» **Prompt**
Scan the entries below for the word "comment". Copy each line that has it.

[Element data from apps and pages]
.....

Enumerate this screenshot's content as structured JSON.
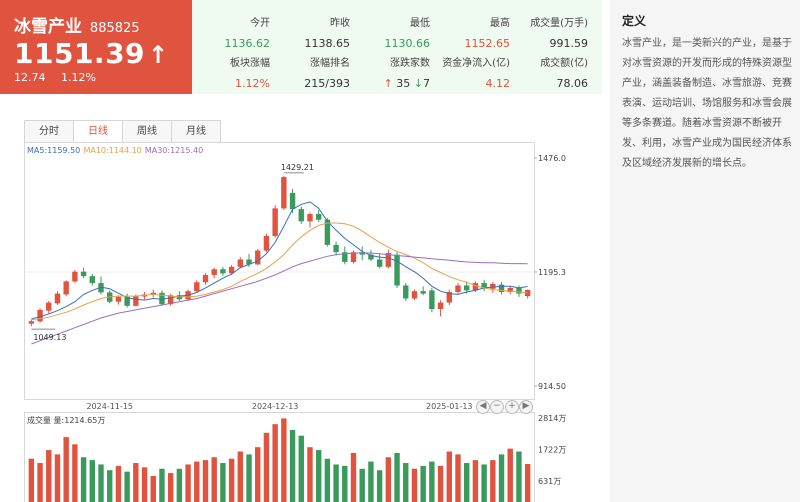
{
  "header": {
    "name": "冰雪产业",
    "code": "885825",
    "price": "1151.39",
    "change": "12.74",
    "change_pct": "1.12%"
  },
  "stats": {
    "open_label": "今开",
    "open": "1136.62",
    "prev_close_label": "昨收",
    "prev_close": "1138.65",
    "low_label": "最低",
    "low": "1130.66",
    "high_label": "最高",
    "high": "1152.65",
    "volume_label": "成交量(万手)",
    "volume": "991.59",
    "sector_change_label": "板块涨幅",
    "sector_change": "1.12%",
    "rank_label": "涨幅排名",
    "rank": "215/393",
    "updown_label": "涨跌家数",
    "up_count": "35",
    "down_count": "7",
    "netflow_label": "资金净流入(亿)",
    "netflow": "4.12",
    "turnover_label": "成交额(亿)",
    "turnover": "78.06"
  },
  "definition": {
    "title": "定义",
    "text": "冰雪产业，是一类新兴的产业，是基于对冰雪资源的开发而形成的特殊资源型产业，涵盖装备制造、冰雪旅游、竞赛表演、运动培训、场馆服务和冰雪会展等多条赛道。随着冰雪资源不断被开发、利用，冰雪产业成为国民经济体系及区域经济发展新的增长点。"
  },
  "tabs": [
    {
      "label": "分时",
      "active": false
    },
    {
      "label": "日线",
      "active": true
    },
    {
      "label": "周线",
      "active": false
    },
    {
      "label": "月线",
      "active": false
    }
  ],
  "zoom_buttons": [
    "◀",
    "−",
    "+",
    "▶"
  ],
  "colors": {
    "up": "#e0533f",
    "down": "#3a9a5b",
    "ma5": "#3b6fb6",
    "ma10": "#e8a04a",
    "ma30": "#9b6cc0"
  },
  "chart_data": {
    "type": "candlestick",
    "ma_legend": [
      {
        "label": "MA5:1159.50",
        "color": "#3b6fb6"
      },
      {
        "label": "MA10:1144.10",
        "color": "#e8a04a"
      },
      {
        "label": "MA30:1215.40",
        "color": "#9b6cc0"
      }
    ],
    "price_axis": {
      "ticks": [
        "1476.0",
        "1195.3",
        "914.50"
      ],
      "min": 914.5,
      "max": 1476.0
    },
    "date_ticks": [
      "2024-11-15",
      "2024-12-13",
      "2025-01-13"
    ],
    "annotations": {
      "max": "1429.21",
      "min": "1049.13"
    },
    "volume_label": "成交量 量:1214.65万",
    "volume_axis": {
      "ticks": [
        "2814万",
        "1722万",
        "631万"
      ],
      "max": 2814
    },
    "ohlc": [
      [
        1068,
        1078,
        1062,
        1074
      ],
      [
        1074,
        1106,
        1070,
        1102
      ],
      [
        1100,
        1124,
        1094,
        1120
      ],
      [
        1118,
        1148,
        1114,
        1142
      ],
      [
        1140,
        1175,
        1136,
        1172
      ],
      [
        1172,
        1200,
        1168,
        1196
      ],
      [
        1196,
        1206,
        1180,
        1185
      ],
      [
        1185,
        1190,
        1162,
        1168
      ],
      [
        1168,
        1184,
        1140,
        1145
      ],
      [
        1145,
        1150,
        1118,
        1122
      ],
      [
        1122,
        1138,
        1115,
        1134
      ],
      [
        1134,
        1142,
        1108,
        1112
      ],
      [
        1112,
        1140,
        1110,
        1135
      ],
      [
        1135,
        1146,
        1128,
        1140
      ],
      [
        1140,
        1152,
        1132,
        1144
      ],
      [
        1144,
        1150,
        1112,
        1116
      ],
      [
        1116,
        1142,
        1112,
        1138
      ],
      [
        1138,
        1148,
        1124,
        1128
      ],
      [
        1128,
        1152,
        1124,
        1148
      ],
      [
        1148,
        1175,
        1144,
        1170
      ],
      [
        1170,
        1192,
        1164,
        1188
      ],
      [
        1188,
        1206,
        1180,
        1202
      ],
      [
        1202,
        1208,
        1186,
        1192
      ],
      [
        1192,
        1212,
        1188,
        1208
      ],
      [
        1208,
        1232,
        1204,
        1226
      ],
      [
        1226,
        1240,
        1208,
        1214
      ],
      [
        1214,
        1252,
        1212,
        1248
      ],
      [
        1248,
        1290,
        1244,
        1284
      ],
      [
        1284,
        1360,
        1280,
        1352
      ],
      [
        1352,
        1432,
        1348,
        1429
      ],
      [
        1390,
        1400,
        1340,
        1350
      ],
      [
        1350,
        1356,
        1314,
        1320
      ],
      [
        1320,
        1342,
        1305,
        1338
      ],
      [
        1338,
        1348,
        1318,
        1324
      ],
      [
        1324,
        1328,
        1258,
        1262
      ],
      [
        1262,
        1270,
        1236,
        1244
      ],
      [
        1244,
        1258,
        1214,
        1220
      ],
      [
        1220,
        1248,
        1216,
        1244
      ],
      [
        1244,
        1258,
        1224,
        1238
      ],
      [
        1238,
        1250,
        1222,
        1226
      ],
      [
        1226,
        1240,
        1204,
        1208
      ],
      [
        1208,
        1250,
        1204,
        1242
      ],
      [
        1238,
        1244,
        1156,
        1162
      ],
      [
        1162,
        1168,
        1124,
        1130
      ],
      [
        1130,
        1152,
        1126,
        1148
      ],
      [
        1148,
        1160,
        1138,
        1142
      ],
      [
        1150,
        1156,
        1096,
        1104
      ],
      [
        1104,
        1126,
        1086,
        1120
      ],
      [
        1120,
        1152,
        1114,
        1146
      ],
      [
        1146,
        1168,
        1140,
        1162
      ],
      [
        1162,
        1172,
        1142,
        1150
      ],
      [
        1150,
        1172,
        1146,
        1168
      ],
      [
        1168,
        1176,
        1148,
        1154
      ],
      [
        1154,
        1170,
        1144,
        1166
      ],
      [
        1164,
        1170,
        1140,
        1146
      ],
      [
        1146,
        1160,
        1140,
        1156
      ],
      [
        1156,
        1162,
        1134,
        1142
      ],
      [
        1136,
        1152,
        1130,
        1151
      ]
    ],
    "ma5": [
      1080,
      1085,
      1092,
      1100,
      1110,
      1122,
      1140,
      1150,
      1158,
      1154,
      1143,
      1132,
      1128,
      1126,
      1130,
      1128,
      1132,
      1136,
      1138,
      1145,
      1156,
      1168,
      1180,
      1190,
      1206,
      1214,
      1222,
      1240,
      1268,
      1308,
      1350,
      1362,
      1368,
      1352,
      1320,
      1298,
      1278,
      1262,
      1246,
      1236,
      1232,
      1230,
      1222,
      1208,
      1196,
      1180,
      1160,
      1148,
      1142,
      1140,
      1146,
      1150,
      1156,
      1158,
      1160,
      1160,
      1156,
      1159.5
    ],
    "ma10": [
      1078,
      1080,
      1084,
      1090,
      1096,
      1104,
      1114,
      1122,
      1130,
      1134,
      1136,
      1136,
      1136,
      1138,
      1140,
      1138,
      1136,
      1134,
      1134,
      1136,
      1140,
      1146,
      1152,
      1160,
      1172,
      1182,
      1192,
      1204,
      1220,
      1238,
      1262,
      1282,
      1298,
      1310,
      1316,
      1316,
      1314,
      1308,
      1296,
      1282,
      1268,
      1256,
      1246,
      1238,
      1230,
      1218,
      1204,
      1194,
      1184,
      1176,
      1170,
      1162,
      1156,
      1152,
      1150,
      1148,
      1146,
      1144.1
    ],
    "ma30": [
      1018,
      1026,
      1034,
      1042,
      1050,
      1058,
      1066,
      1074,
      1082,
      1088,
      1094,
      1098,
      1102,
      1106,
      1110,
      1114,
      1118,
      1122,
      1126,
      1130,
      1136,
      1142,
      1148,
      1154,
      1160,
      1166,
      1172,
      1180,
      1188,
      1198,
      1208,
      1216,
      1222,
      1228,
      1234,
      1238,
      1240,
      1242,
      1242,
      1242,
      1240,
      1238,
      1236,
      1234,
      1232,
      1230,
      1228,
      1226,
      1224,
      1222,
      1220,
      1219,
      1218,
      1218,
      1217,
      1216,
      1216,
      1215.4
    ],
    "volume": [
      1400,
      1250,
      1700,
      1550,
      2150,
      1900,
      1450,
      1350,
      1200,
      1000,
      1150,
      950,
      1250,
      1100,
      800,
      1050,
      900,
      1050,
      1200,
      1300,
      1350,
      1450,
      1250,
      1400,
      1650,
      1550,
      1800,
      2300,
      2600,
      2800,
      2400,
      2200,
      1800,
      1700,
      1400,
      1200,
      1150,
      1600,
      1050,
      1300,
      1000,
      1450,
      1600,
      1250,
      1050,
      1150,
      1300,
      1150,
      1650,
      1550,
      1250,
      1350,
      1200,
      1350,
      1550,
      1750,
      1650,
      1215
    ]
  }
}
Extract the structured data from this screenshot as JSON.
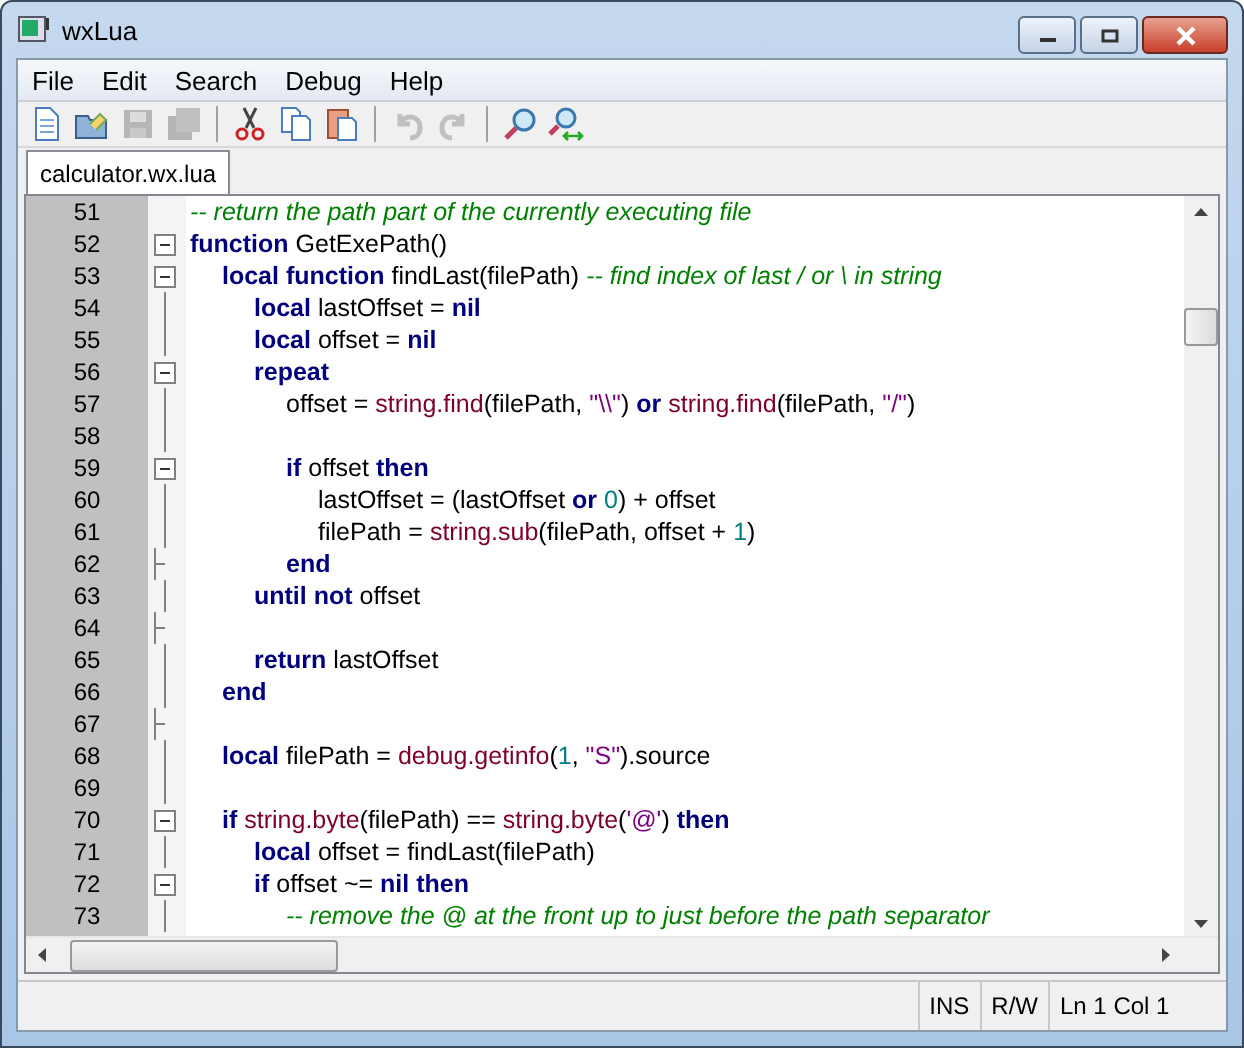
{
  "window": {
    "title": "wxLua"
  },
  "menu": [
    "File",
    "Edit",
    "Search",
    "Debug",
    "Help"
  ],
  "toolbar": [
    {
      "kind": "new",
      "disabled": false
    },
    {
      "kind": "open",
      "disabled": false
    },
    {
      "kind": "save",
      "disabled": true
    },
    {
      "kind": "save-all",
      "disabled": true
    },
    {
      "kind": "sep"
    },
    {
      "kind": "cut",
      "disabled": false
    },
    {
      "kind": "copy",
      "disabled": false
    },
    {
      "kind": "paste",
      "disabled": false
    },
    {
      "kind": "sep"
    },
    {
      "kind": "undo",
      "disabled": true
    },
    {
      "kind": "redo",
      "disabled": true
    },
    {
      "kind": "sep"
    },
    {
      "kind": "find",
      "disabled": false
    },
    {
      "kind": "replace",
      "disabled": false
    }
  ],
  "tabs": [
    {
      "label": "calculator.wx.lua",
      "selected": true
    }
  ],
  "editor": {
    "lines": [
      {
        "number": "51",
        "tokens": [
          {
            "kind": "comment",
            "text": "-- return the path part of the currently executing file"
          }
        ]
      },
      {
        "number": "52",
        "collapsible": true,
        "tokens": [
          {
            "kind": "keyword",
            "text": "function"
          },
          {
            "kind": "plain",
            "text": "GetExePath()"
          }
        ],
        "children": [
          {
            "number": "53",
            "collapsible": true,
            "tokens": [
              {
                "kind": "keyword",
                "text": "local function"
              },
              {
                "kind": "plain",
                "text": "findLast(filePath)"
              },
              {
                "kind": "comment",
                "text": "-- find index of last / or \\ in string"
              }
            ],
            "children": [
              {
                "number": "54",
                "tokens": [
                  {
                    "kind": "keyword",
                    "text": "local"
                  },
                  {
                    "kind": "plain",
                    "text": "lastOffset ="
                  },
                  {
                    "kind": "keyword",
                    "text": "nil"
                  }
                ]
              },
              {
                "number": "55",
                "tokens": [
                  {
                    "kind": "keyword",
                    "text": "local"
                  },
                  {
                    "kind": "plain",
                    "text": "offset ="
                  },
                  {
                    "kind": "keyword",
                    "text": "nil"
                  }
                ]
              },
              {
                "number": "56",
                "collapsible": true,
                "tokens": [
                  {
                    "kind": "keyword",
                    "text": "repeat"
                  }
                ],
                "children": [
                  {
                    "number": "57",
                    "tokens": [
                      {
                        "kind": "plain",
                        "text": "offset ="
                      },
                      {
                        "kind": "lib",
                        "text": "string.find"
                      },
                      {
                        "kind": "plain",
                        "text": "(filePath,",
                        "joined": true
                      },
                      {
                        "kind": "string",
                        "text": "\"\\\\\""
                      },
                      {
                        "kind": "plain",
                        "text": ")",
                        "joined": true
                      },
                      {
                        "kind": "keyword",
                        "text": "or"
                      },
                      {
                        "kind": "lib",
                        "text": "string.find"
                      },
                      {
                        "kind": "plain",
                        "text": "(filePath,",
                        "joined": true
                      },
                      {
                        "kind": "string",
                        "text": "\"/\""
                      },
                      {
                        "kind": "plain",
                        "text": ")",
                        "joined": true
                      }
                    ]
                  },
                  {
                    "number": "58"
                  },
                  {
                    "number": "59",
                    "collapsible": true,
                    "tokens": [
                      {
                        "kind": "keyword",
                        "text": "if"
                      },
                      {
                        "kind": "plain",
                        "text": "offset"
                      },
                      {
                        "kind": "keyword",
                        "text": "then"
                      }
                    ],
                    "children": [
                      {
                        "number": "60",
                        "tokens": [
                          {
                            "kind": "plain",
                            "text": "lastOffset = (lastOffset"
                          },
                          {
                            "kind": "keyword",
                            "text": "or"
                          },
                          {
                            "kind": "number",
                            "text": "0"
                          },
                          {
                            "kind": "plain",
                            "text": ") + offset",
                            "joined": true
                          }
                        ]
                      },
                      {
                        "number": "61",
                        "tokens": [
                          {
                            "kind": "plain",
                            "text": "filePath ="
                          },
                          {
                            "kind": "lib",
                            "text": "string.sub"
                          },
                          {
                            "kind": "plain",
                            "text": "(filePath, offset +",
                            "joined": true
                          },
                          {
                            "kind": "number",
                            "text": "1"
                          },
                          {
                            "kind": "plain",
                            "text": ")",
                            "joined": true
                          }
                        ]
                      }
                    ]
                  },
                  {
                    "number": "62",
                    "fold_end": true,
                    "tokens": [
                      {
                        "kind": "keyword",
                        "text": "end"
                      }
                    ]
                  }
                ]
              },
              {
                "number": "63",
                "tokens": [
                  {
                    "kind": "keyword",
                    "text": "until not"
                  },
                  {
                    "kind": "plain",
                    "text": "offset"
                  }
                ]
              },
              {
                "number": "64",
                "fold_end": true
              },
              {
                "number": "65",
                "tokens": [
                  {
                    "kind": "keyword",
                    "text": "return"
                  },
                  {
                    "kind": "plain",
                    "text": "lastOffset"
                  }
                ]
              }
            ]
          },
          {
            "number": "66",
            "tokens": [
              {
                "kind": "keyword",
                "text": "end"
              }
            ]
          },
          {
            "number": "67",
            "fold_end": true
          },
          {
            "number": "68",
            "tokens": [
              {
                "kind": "keyword",
                "text": "local"
              },
              {
                "kind": "plain",
                "text": "filePath ="
              },
              {
                "kind": "lib",
                "text": "debug.getinfo"
              },
              {
                "kind": "plain",
                "text": "(",
                "joined": true
              },
              {
                "kind": "number",
                "text": "1",
                "joined": true
              },
              {
                "kind": "plain",
                "text": ",",
                "joined": true
              },
              {
                "kind": "string",
                "text": "\"S\""
              },
              {
                "kind": "plain",
                "text": ").source",
                "joined": true
              }
            ]
          },
          {
            "number": "69"
          },
          {
            "number": "70",
            "collapsible": true,
            "tokens": [
              {
                "kind": "keyword",
                "text": "if"
              },
              {
                "kind": "lib",
                "text": "string.byte"
              },
              {
                "kind": "plain",
                "text": "(filePath) ==",
                "joined": true
              },
              {
                "kind": "lib",
                "text": "string.byte"
              },
              {
                "kind": "plain",
                "text": "(",
                "joined": true
              },
              {
                "kind": "string",
                "text": "'@'",
                "joined": true
              },
              {
                "kind": "plain",
                "text": ")",
                "joined": true
              },
              {
                "kind": "keyword",
                "text": "then"
              }
            ],
            "children": [
              {
                "number": "71",
                "tokens": [
                  {
                    "kind": "keyword",
                    "text": "local"
                  },
                  {
                    "kind": "plain",
                    "text": "offset = findLast(filePath)"
                  }
                ]
              },
              {
                "number": "72",
                "collapsible": true,
                "tokens": [
                  {
                    "kind": "keyword",
                    "text": "if"
                  },
                  {
                    "kind": "plain",
                    "text": "offset ~="
                  },
                  {
                    "kind": "keyword",
                    "text": "nil then"
                  }
                ],
                "children": [
                  {
                    "number": "73",
                    "tokens": [
                      {
                        "kind": "comment",
                        "text": "-- remove the @ at the front up to just before the path separator"
                      }
                    ]
                  }
                ]
              }
            ]
          }
        ]
      }
    ]
  },
  "status_bar": [
    "INS",
    "R/W",
    "Ln 1 Col 1"
  ]
}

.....

» **Output of the exercise**
            "kind": "comment",
                "kind": "comment",
                        "kind": "comment",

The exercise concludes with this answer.